According to owner Mike Vuick, there’s “nothing wrong with babies, but the fact is you can’t control their volume.”
One occurrence is not a trend, but there seems to be evidence of a growing impatience or downright irritation with young children these days. Or at the very least, there appears to be an unwillingness to recognize a distinction between children who are well behaved and kids who wreak havoc in public places.
In Missouri, Whole Foods announced “child-free shopping hours.” Earlier this summer, Malaysia Airlines announced a ban on babies in their first-class cabins. Other airlines are expected to follow suit. And some movie theaters have even started offering “adult-only” viewings of films that would otherwise be of interest to an entire family.
Is this simply a matter of business, of catering to public demand – or does it point to something more unfortunate in our culture?
When Trent and Troy were young, Jean and I did our best with them while eating out or flying on airplanes. But children are unpredictable and you can’t guarantee compliance or smooth sailing. Even now, when I see parents struggling with their children, I tend to feel compassion, not condemnation. That’s because anybody who has been a parent knows full well the challenges of a public meltdown.
Perhaps that’s part, if not the whole, of the problem.
With the decreasing birthrate and more couples choosing to remain childless, is this trend inevitable?
Perspective is a powerful and poignant thing. I recently read of an incident that is said to have occurred out on the west coast during the California Gold Rush. With so many men and so few women in that culture, children became a rarity. But one night a woman with a baby decided to attend the theater and just as the orchestra began to play, her child started to cry.
“Stop those fiddles and let the baby cry,” hollered a man from the pit. “I haven’t heard such a sound in ten years!”
According to the story, the audience roared its approval.

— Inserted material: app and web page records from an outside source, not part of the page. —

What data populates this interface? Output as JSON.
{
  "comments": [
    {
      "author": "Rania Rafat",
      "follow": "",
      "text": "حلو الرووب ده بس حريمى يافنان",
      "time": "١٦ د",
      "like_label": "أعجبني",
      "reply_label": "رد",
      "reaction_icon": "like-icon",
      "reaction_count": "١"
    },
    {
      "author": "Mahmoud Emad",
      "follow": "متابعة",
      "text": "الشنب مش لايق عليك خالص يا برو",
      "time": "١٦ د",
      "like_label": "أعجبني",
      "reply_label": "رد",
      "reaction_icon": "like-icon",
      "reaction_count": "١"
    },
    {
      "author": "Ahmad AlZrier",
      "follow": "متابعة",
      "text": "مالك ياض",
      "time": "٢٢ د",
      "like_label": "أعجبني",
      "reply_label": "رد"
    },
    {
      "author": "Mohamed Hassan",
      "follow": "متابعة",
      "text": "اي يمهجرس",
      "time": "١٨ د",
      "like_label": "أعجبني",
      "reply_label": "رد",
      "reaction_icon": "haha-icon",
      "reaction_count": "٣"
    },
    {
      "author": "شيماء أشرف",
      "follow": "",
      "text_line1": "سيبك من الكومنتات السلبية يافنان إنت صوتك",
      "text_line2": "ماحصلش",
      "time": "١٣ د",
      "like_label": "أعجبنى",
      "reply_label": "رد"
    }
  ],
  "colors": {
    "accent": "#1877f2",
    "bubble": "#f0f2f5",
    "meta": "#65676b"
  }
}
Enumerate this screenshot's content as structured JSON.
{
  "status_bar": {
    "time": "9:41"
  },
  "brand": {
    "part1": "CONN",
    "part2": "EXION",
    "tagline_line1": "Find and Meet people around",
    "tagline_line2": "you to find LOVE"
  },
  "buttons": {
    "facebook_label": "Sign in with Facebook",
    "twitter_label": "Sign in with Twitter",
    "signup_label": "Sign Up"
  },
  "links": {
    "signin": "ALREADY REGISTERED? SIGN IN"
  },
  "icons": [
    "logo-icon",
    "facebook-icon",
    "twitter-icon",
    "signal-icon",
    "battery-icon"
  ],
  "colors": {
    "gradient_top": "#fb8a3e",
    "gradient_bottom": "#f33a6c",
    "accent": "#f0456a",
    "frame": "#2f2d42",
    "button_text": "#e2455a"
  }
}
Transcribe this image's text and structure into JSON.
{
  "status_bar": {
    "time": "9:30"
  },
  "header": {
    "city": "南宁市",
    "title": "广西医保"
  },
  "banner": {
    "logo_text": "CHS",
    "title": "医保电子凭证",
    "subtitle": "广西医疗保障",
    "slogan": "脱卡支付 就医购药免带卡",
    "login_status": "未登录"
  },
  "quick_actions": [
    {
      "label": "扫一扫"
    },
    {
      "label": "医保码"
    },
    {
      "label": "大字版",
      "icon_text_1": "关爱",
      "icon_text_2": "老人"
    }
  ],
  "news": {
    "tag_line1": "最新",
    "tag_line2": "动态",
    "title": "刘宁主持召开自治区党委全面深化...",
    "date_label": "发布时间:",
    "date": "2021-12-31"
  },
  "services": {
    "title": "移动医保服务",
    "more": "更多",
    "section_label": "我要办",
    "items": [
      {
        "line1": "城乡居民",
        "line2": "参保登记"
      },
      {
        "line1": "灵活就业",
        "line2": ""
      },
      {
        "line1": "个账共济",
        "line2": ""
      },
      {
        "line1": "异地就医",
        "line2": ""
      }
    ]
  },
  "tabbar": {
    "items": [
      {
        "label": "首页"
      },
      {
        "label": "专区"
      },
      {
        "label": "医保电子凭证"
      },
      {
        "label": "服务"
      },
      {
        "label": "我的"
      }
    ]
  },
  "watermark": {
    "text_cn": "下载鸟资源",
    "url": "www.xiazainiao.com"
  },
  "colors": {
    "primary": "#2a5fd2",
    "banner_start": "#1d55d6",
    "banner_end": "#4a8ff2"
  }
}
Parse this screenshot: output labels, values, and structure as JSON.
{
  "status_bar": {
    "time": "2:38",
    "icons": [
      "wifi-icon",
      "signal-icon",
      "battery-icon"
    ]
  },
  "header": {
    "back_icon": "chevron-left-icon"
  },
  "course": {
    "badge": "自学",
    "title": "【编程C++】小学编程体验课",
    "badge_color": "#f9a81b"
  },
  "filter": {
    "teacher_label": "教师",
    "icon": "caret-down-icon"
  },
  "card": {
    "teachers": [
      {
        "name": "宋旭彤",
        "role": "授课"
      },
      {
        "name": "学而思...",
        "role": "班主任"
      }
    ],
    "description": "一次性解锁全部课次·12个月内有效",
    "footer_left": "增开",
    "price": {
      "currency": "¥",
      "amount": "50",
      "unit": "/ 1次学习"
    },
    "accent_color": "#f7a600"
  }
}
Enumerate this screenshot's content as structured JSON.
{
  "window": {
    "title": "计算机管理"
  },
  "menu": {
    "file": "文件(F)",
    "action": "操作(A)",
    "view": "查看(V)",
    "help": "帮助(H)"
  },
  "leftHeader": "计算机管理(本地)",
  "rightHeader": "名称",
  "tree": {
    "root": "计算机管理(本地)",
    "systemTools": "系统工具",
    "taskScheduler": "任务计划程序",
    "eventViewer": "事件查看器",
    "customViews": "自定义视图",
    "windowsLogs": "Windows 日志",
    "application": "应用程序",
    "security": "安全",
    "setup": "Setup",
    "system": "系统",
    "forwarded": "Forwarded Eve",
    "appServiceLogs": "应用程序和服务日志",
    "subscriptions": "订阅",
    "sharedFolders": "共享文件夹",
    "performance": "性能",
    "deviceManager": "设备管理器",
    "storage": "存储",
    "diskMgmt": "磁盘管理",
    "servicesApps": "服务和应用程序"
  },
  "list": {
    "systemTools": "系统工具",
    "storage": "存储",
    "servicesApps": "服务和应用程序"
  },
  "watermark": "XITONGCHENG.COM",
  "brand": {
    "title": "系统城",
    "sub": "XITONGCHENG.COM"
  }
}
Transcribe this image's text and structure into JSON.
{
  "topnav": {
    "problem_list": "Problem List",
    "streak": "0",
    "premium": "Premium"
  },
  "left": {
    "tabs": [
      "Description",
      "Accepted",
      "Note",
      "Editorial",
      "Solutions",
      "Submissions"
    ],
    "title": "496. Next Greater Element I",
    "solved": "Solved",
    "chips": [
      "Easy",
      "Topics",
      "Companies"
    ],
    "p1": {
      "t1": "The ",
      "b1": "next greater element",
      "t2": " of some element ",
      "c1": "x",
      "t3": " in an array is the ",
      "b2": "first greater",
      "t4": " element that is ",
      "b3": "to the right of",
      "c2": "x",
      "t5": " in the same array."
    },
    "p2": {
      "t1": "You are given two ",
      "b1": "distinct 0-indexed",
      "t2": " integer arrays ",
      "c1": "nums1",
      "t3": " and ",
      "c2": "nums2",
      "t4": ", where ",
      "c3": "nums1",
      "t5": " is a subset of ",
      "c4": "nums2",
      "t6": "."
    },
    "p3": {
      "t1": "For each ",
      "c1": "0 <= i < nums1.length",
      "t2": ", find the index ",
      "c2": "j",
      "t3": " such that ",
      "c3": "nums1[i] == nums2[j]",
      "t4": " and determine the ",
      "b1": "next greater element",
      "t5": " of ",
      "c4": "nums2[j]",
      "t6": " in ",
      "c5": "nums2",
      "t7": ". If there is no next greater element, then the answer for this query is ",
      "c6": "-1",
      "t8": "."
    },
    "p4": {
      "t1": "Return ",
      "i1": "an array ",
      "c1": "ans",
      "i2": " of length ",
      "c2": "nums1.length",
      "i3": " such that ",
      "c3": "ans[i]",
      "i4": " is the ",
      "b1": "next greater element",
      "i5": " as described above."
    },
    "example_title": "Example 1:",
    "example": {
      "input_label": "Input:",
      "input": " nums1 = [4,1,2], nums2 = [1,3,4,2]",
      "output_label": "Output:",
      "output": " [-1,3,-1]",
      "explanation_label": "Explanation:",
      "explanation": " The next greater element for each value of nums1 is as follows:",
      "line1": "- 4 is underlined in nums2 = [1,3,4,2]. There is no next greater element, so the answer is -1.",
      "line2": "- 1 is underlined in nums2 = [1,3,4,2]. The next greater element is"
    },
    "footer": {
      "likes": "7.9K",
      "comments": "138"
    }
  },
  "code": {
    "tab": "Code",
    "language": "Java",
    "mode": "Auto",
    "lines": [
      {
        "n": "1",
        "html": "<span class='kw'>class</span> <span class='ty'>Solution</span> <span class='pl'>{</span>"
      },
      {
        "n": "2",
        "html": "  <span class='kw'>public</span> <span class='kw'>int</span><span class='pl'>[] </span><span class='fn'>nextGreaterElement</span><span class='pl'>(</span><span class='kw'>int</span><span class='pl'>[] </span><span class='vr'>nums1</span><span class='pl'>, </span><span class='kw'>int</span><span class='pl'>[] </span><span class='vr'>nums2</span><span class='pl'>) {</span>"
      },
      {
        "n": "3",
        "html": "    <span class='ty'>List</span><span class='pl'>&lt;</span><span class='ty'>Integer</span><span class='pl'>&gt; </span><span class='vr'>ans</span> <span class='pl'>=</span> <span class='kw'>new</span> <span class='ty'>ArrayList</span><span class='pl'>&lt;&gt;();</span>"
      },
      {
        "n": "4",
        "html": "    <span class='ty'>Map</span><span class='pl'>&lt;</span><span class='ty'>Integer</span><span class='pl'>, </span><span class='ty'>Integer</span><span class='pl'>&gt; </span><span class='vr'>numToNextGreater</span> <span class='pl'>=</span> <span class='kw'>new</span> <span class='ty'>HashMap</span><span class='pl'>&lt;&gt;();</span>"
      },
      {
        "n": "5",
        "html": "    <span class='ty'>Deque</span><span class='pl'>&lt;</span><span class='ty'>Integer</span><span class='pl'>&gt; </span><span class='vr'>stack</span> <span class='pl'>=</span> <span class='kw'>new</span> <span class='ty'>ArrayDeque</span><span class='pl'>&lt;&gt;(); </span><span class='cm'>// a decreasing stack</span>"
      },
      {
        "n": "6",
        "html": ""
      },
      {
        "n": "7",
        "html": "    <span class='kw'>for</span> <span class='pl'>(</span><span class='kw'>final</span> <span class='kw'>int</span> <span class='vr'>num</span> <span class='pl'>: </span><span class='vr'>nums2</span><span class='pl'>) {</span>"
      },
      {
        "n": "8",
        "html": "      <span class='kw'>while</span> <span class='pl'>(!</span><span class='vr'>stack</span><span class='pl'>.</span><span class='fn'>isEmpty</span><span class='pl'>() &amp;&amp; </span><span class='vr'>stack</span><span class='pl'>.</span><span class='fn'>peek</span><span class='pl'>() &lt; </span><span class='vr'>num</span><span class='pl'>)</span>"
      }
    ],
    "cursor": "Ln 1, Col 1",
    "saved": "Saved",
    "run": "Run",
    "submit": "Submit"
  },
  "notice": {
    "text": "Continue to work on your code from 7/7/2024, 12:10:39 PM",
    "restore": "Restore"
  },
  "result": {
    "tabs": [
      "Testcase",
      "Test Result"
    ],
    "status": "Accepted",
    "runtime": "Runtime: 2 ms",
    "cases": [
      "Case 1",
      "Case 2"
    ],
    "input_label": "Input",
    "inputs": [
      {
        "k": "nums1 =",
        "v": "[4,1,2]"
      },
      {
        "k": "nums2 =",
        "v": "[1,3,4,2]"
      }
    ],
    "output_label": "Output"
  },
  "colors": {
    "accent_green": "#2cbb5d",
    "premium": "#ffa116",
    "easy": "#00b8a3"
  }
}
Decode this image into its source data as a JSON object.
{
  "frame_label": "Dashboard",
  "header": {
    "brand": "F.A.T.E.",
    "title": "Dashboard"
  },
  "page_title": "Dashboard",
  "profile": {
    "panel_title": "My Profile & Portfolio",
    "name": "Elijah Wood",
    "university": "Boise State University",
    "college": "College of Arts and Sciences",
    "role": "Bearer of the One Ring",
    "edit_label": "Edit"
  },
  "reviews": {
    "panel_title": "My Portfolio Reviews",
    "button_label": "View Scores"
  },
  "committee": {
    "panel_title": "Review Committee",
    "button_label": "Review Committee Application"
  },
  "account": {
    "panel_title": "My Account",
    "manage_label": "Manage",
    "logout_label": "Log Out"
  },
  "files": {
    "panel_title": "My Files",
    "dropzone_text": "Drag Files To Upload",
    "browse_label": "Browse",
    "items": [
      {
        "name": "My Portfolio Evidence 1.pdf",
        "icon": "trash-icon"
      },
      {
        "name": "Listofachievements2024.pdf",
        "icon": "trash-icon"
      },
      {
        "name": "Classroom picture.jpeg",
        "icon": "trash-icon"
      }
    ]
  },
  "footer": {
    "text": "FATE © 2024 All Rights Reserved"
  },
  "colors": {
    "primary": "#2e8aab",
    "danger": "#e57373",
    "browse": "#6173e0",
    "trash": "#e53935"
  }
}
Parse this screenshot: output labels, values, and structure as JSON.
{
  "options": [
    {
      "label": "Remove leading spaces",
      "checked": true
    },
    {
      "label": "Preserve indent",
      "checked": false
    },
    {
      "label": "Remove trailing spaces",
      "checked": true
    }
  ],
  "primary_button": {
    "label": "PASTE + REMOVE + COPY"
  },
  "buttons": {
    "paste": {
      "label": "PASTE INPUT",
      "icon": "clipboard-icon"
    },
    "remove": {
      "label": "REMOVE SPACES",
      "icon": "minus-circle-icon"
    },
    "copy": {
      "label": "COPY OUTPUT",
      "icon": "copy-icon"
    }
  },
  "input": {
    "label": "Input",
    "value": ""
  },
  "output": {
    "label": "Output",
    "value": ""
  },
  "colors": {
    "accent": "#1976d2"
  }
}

Here at Focus on the Family, we embrace Psalm 127:3, that “Children are a blessing from the Lord.”
But turning back to the current debate that is swirling, I would welcome your thoughts on this apparent trend toward childless venues.
What do you think? Is there a time and place for this? Or is this a sign of a growing intolerance toward children?